Interface dataset entries

────

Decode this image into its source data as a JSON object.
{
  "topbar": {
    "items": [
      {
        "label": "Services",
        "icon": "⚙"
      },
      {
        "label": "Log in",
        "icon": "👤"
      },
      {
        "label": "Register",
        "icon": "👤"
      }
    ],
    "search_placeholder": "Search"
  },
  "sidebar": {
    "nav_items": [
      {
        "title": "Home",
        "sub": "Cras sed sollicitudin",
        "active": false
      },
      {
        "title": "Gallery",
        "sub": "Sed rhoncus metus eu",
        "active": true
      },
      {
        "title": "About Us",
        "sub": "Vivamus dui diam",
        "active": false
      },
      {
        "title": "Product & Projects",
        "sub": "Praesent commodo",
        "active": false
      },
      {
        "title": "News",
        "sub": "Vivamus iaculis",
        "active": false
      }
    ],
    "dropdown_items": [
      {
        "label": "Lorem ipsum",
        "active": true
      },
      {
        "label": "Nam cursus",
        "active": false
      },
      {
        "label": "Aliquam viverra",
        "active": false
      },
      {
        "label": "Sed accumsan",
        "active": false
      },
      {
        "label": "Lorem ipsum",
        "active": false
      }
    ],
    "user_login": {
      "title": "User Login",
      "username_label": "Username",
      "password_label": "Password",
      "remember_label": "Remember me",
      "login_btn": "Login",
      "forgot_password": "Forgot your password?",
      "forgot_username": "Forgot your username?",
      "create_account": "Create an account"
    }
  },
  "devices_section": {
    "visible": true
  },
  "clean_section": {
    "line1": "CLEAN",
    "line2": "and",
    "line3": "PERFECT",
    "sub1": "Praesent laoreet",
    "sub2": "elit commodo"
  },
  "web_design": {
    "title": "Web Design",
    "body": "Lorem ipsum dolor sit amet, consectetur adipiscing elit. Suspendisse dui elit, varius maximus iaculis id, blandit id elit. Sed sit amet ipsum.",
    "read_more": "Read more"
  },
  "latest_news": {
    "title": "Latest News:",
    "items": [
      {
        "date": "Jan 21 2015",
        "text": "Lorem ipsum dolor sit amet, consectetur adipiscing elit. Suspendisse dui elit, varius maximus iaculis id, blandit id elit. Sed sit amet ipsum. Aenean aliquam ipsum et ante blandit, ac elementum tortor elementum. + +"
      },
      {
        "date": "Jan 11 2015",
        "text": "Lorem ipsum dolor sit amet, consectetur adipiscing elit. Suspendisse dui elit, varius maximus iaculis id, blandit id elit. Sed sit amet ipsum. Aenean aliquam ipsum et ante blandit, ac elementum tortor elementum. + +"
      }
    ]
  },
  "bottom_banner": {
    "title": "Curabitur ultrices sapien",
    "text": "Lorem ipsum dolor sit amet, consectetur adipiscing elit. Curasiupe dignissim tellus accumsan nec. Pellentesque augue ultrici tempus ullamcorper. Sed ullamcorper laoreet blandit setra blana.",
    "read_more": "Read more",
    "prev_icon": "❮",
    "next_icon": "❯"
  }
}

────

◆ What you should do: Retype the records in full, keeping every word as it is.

◆ Worked solution:
Decode this image into its source data as a JSON object.
{
  "topbar": {
    "items": [
      {
        "label": "Services",
        "icon": "⚙"
      },
      {
        "label": "Log in",
        "icon": "👤"
      },
      {
        "label": "Register",
        "icon": "👤"
      }
    ],
    "search_placeholder": "Search"
  },
  "sidebar": {
    "nav_items": [
      {
        "title": "Home",
        "sub": "Cras sed sollicitudin",
        "active": false
      },
      {
        "title": "Gallery",
        "sub": "Sed rhoncus metus eu",
        "active": true
      },
      {
        "title": "About Us",
        "sub": "Vivamus dui diam",
        "active": false
      },
      {
        "title": "Product & Projects",
        "sub": "Praesent commodo",
        "active": false
      },
      {
        "title": "News",
        "sub": "Vivamus iaculis",
        "active": false
      }
    ],
    "dropdown_items": [
      {
        "label": "Lorem ipsum",
        "active": true
      },
      {
        "label": "Nam cursus",
        "active": false
      },
      {
        "label": "Aliquam viverra",
        "active": false
      },
      {
        "label": "Sed accumsan",
        "active": false
      },
      {
        "label": "Lorem ipsum",
        "active": false
      }
    ],
    "user_login": {
      "title": "User Login",
      "username_label": "Username",
      "password_label": "Password",
      "remember_label": "Remember me",
      "login_btn": "Login",
      "forgot_password": "Forgot your password?",
      "forgot_username": "Forgot your username?",
      "create_account": "Create an account"
    }
  },
  "devices_section": {
    "visible": true
  },
  "clean_section": {
    "line1": "CLEAN",
    "line2": "and",
    "line3": "PERFECT",
    "sub1": "Praesent laoreet",
    "sub2": "elit commodo"
  },
  "web_design": {
    "title": "Web Design",
    "body": "Lorem ipsum dolor sit amet, consectetur adipiscing elit. Suspendisse dui elit, varius maximus iaculis id, blandit id elit. Sed sit amet ipsum.",
    "read_more": "Read more"
  },
  "latest_news": {
    "title": "Latest News:",
    "items": [
      {
        "date": "Jan 21 2015",
        "text": "Lorem ipsum dolor sit amet, consectetur adipiscing elit. Suspendisse dui elit, varius maximus iaculis id, blandit id elit. Sed sit amet ipsum. Aenean aliquam ipsum et ante blandit, ac elementum tortor elementum. + +"
      },
      {
        "date": "Jan 11 2015",
        "text": "Lorem ipsum dolor sit amet, consectetur adipiscing elit. Suspendisse dui elit, varius maximus iaculis id, blandit id elit. Sed sit amet ipsum. Aenean aliquam ipsum et ante blandit, ac elementum tortor elementum. + +"
      }
    ]
  },
  "bottom_banner": {
    "title": "Curabitur ultrices sapien",
    "text": "Lorem ipsum dolor sit amet, consectetur adipiscing elit. Curasiupe dignissim tellus accumsan nec. Pellentesque augue ultrici tempus ullamcorper. Sed ullamcorper laoreet blandit setra blana.",
    "read_more": "Read more",
    "prev_icon": "❮",
    "next_icon": "❯"
  }
}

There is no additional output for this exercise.